“Trust is like the air we breathe. When it is present, no one notices. When it’s absent, everyone notices.”
The Business Ethics Alliance have been studying the concept of trust for more than a decade. Alliance Executive Director, Dr. Bev Kracher, working with Dr. Cindy Corritore and Dr. Susan Wiedenbeck, produced a stream of research about online trust that was published in computer science academic journals. Some of this work is briefly described in a recent column in the Omaha B2B Magazine.
Online trust is an extension of the trust that can exist between human beings. But exactly what is this trust? And how does it play out in relationships, especially in business?
It is fascinating to realize that there are many forms of trust at play between humans in the business context. For example, the difference between swift and slow trust. But there is also individual, interpersonal, mutual, collective, knowledge-based, deterrence-based…..the list goes on.
Is there a special kind of trust called moral trust? Or are all forms of trust moral? These questions have been addressed in the literature and the overall contention is that moral trust is meta, so to speak. It is a “level above” and it involves the belief that individuals should approach the world and their experiences with an attitude or expectation that others won’t harm them. When people approach the world in this way, they open themselves to being the best kind of humans possible and elevate others to be their best, too.
Well, if it’s so good, how can individuals and organizations produce (moral) trust? This is where research in neuroscience comes into play. More and more, scientists are using extreme technologies to see what parts of the brain light up when in a trusting versus distrusting mode in hopes to learn how to stimulate the areas of our brains that react to trust. If so, business leaders would have a valuable tool to help create high-trust teams and workplaces.

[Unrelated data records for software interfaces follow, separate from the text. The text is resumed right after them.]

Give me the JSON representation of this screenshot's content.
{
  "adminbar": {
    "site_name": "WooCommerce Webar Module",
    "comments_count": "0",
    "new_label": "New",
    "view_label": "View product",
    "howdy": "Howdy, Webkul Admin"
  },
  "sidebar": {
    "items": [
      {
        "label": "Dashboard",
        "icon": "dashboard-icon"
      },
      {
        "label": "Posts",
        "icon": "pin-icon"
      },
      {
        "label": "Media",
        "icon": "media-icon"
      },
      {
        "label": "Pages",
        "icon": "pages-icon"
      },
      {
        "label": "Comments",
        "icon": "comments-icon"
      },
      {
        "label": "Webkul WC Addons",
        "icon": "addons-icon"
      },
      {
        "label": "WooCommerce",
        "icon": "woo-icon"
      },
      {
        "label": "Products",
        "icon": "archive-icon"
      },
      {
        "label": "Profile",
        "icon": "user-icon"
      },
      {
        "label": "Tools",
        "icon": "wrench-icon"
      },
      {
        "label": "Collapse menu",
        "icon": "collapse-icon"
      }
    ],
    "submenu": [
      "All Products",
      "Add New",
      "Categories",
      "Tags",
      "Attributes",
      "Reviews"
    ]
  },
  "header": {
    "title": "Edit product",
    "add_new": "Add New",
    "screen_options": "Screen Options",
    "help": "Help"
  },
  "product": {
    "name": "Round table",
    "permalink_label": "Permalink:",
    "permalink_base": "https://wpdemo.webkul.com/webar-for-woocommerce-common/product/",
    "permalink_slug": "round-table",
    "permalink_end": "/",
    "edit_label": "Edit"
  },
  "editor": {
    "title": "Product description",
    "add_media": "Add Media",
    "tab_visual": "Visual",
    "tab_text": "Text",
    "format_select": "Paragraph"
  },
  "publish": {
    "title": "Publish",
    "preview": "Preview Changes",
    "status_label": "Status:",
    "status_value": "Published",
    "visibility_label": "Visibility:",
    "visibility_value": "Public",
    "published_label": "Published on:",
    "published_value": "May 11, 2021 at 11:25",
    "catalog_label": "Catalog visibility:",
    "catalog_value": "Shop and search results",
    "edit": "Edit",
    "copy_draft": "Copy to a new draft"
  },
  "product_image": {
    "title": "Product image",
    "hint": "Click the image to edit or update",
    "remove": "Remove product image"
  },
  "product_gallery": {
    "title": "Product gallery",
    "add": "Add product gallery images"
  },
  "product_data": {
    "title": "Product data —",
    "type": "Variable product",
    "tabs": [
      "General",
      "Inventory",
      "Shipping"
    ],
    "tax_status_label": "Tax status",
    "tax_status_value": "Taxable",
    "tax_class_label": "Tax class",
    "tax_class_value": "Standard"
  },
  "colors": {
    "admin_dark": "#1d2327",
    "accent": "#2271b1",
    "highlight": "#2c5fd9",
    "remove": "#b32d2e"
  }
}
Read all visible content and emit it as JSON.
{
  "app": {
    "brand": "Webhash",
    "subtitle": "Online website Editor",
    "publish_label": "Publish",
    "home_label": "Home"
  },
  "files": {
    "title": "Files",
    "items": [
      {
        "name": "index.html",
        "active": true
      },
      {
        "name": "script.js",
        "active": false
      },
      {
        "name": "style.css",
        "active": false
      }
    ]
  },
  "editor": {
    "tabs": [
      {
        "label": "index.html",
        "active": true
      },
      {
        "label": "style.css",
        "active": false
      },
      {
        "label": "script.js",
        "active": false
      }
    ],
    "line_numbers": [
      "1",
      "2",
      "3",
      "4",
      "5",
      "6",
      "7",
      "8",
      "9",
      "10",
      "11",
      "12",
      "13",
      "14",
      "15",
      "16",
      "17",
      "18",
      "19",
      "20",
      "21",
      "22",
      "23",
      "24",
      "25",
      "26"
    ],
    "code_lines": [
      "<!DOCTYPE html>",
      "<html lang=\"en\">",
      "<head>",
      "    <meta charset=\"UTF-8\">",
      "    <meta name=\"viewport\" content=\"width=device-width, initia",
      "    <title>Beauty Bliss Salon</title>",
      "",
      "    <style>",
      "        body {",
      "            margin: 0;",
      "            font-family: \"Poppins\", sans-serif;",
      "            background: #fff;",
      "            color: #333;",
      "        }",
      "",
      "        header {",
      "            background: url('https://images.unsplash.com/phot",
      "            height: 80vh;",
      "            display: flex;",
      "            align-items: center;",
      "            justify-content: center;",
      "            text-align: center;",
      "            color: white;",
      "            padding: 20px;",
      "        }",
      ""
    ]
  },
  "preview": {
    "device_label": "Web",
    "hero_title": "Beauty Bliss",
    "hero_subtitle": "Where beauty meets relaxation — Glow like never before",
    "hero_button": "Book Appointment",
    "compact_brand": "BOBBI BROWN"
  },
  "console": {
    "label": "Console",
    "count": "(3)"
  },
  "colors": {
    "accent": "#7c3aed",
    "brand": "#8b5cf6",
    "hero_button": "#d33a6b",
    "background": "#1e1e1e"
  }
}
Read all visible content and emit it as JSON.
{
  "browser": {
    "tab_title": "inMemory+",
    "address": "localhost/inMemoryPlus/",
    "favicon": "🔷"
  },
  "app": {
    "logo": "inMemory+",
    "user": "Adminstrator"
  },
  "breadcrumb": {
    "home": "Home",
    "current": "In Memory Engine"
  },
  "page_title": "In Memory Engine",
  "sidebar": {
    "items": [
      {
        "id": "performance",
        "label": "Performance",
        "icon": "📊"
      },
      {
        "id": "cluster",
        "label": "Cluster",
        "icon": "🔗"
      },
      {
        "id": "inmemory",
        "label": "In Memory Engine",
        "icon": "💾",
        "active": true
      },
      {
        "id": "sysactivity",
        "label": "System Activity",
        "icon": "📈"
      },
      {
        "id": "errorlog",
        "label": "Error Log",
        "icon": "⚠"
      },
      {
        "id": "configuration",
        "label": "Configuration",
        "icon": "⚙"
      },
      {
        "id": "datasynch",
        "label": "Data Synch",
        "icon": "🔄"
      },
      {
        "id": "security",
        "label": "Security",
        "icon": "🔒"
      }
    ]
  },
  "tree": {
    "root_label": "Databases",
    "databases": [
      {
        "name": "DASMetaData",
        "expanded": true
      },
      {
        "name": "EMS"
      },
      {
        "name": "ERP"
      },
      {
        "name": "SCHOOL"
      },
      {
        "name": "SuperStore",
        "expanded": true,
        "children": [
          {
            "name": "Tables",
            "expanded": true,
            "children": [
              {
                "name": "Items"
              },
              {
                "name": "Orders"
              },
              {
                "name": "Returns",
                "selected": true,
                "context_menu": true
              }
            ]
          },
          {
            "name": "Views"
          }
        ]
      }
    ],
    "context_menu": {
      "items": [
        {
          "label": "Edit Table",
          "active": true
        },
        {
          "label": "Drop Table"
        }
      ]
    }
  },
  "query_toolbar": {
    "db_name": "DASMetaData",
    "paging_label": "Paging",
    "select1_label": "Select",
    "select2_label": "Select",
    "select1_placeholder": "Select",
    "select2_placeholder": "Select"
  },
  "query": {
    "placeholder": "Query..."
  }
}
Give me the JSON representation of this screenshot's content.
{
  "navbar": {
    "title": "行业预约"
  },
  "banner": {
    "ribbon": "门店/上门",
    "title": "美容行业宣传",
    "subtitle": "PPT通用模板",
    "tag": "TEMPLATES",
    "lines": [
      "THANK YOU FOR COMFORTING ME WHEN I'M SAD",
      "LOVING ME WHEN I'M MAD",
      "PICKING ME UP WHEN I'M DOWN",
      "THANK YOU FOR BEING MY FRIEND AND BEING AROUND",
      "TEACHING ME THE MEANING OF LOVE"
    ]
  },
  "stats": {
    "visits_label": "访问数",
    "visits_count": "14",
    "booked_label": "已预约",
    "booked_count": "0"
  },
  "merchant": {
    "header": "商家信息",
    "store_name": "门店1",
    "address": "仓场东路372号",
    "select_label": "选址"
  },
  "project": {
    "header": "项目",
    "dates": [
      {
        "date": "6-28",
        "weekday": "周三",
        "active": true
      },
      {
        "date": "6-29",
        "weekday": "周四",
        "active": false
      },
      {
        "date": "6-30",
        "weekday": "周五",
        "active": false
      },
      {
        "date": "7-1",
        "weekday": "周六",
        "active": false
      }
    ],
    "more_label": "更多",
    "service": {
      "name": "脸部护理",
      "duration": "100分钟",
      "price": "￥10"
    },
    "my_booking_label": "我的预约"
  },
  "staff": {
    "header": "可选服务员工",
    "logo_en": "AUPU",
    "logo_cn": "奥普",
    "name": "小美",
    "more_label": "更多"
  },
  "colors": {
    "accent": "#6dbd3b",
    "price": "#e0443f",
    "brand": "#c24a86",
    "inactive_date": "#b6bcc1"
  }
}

Royanne Doi, Global Legal, Ethics & Compliance Adviser, Yamaha Corporation will be in Omaha on September 10 to talk to business and nonprofit executives about the neuroscience of trust. CLICK HERE TO PURCHASE A TICKET.